The sisters (along with their mother) move to a different apartment in Harlem. This is in the midst of World War II, so they also set up a small Victory Garden in an empty plot in the Bronx.
World War II takes its toll on the Delanys in a variety of ways. There are the little things, like the sugar shortage, which is like "a living hell" for Sadie and Bessie (6.27.5).
But there are bigger things too. While serving overseas, Manross saves the life of a white soldier, who tells him to visit his family in North Carolina. When he does, however, the kid's parents refuse to open the door.
Their nephew has a similar experience while attending boot camp in the South. He is arrested after talking back to "some white sergeant," and the experience breaks "his health and spirit" (6.27.12).
The war ends and the sisters make an important decision—they're moving to Harlem. They buy a house next to their garden and even have a porch installed! That's some good Southern style, if you ask us.
As Nanny ages, she becomes more and more absentminded.
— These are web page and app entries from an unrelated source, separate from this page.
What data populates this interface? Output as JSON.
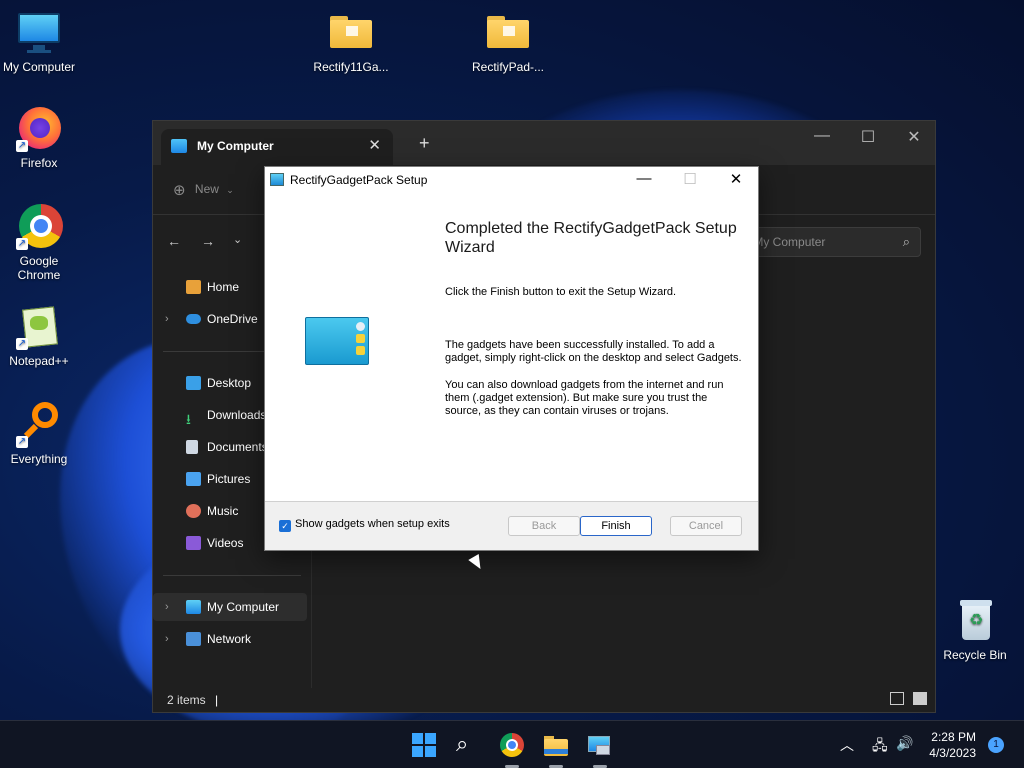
{
  "desktop": {
    "icons": [
      {
        "label": "My Computer",
        "icon": "monitor-icon"
      },
      {
        "label": "Firefox",
        "icon": "firefox-icon"
      },
      {
        "label": "Google Chrome",
        "icon": "chrome-icon"
      },
      {
        "label": "Notepad++",
        "icon": "notepadpp-icon"
      },
      {
        "label": "Everything",
        "icon": "everything-icon"
      },
      {
        "label": "Rectify11Ga...",
        "icon": "folder-icon"
      },
      {
        "label": "RectifyPad-...",
        "icon": "folder-icon"
      },
      {
        "label": "Recycle Bin",
        "icon": "recycle-bin-icon"
      }
    ]
  },
  "explorer": {
    "tab_title": "My Computer",
    "new_label": "New",
    "search_placeholder": "Search My Computer",
    "sidebar": [
      {
        "label": "Home",
        "icon": "home-icon"
      },
      {
        "label": "OneDrive",
        "icon": "cloud-icon"
      },
      {
        "label": "Desktop",
        "icon": "desktop-icon"
      },
      {
        "label": "Downloads",
        "icon": "download-icon"
      },
      {
        "label": "Documents",
        "icon": "document-icon"
      },
      {
        "label": "Pictures",
        "icon": "pictures-icon"
      },
      {
        "label": "Music",
        "icon": "music-icon"
      },
      {
        "label": "Videos",
        "icon": "videos-icon"
      },
      {
        "label": "My Computer",
        "icon": "monitor-icon"
      },
      {
        "label": "Network",
        "icon": "network-icon"
      }
    ],
    "status": "2 items"
  },
  "dialog": {
    "title": "RectifyGadgetPack Setup",
    "heading": "Completed the RectifyGadgetPack Setup Wizard",
    "p1": "Click the Finish button to exit the Setup Wizard.",
    "p2": "The gadgets have been successfully installed. To add a gadget, simply right-click on the desktop and select Gadgets.",
    "p3": "You can also download gadgets from the internet and run them (.gadget extension). But make sure you trust the source, as they can contain viruses or trojans.",
    "checkbox_label": "Show gadgets when setup exits",
    "checkbox_checked": true,
    "back_label": "Back",
    "finish_label": "Finish",
    "cancel_label": "Cancel"
  },
  "taskbar": {
    "time": "2:28 PM",
    "date": "4/3/2023",
    "notification_count": "1"
  }
}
The sisters decide that one of them should stay home and care for her.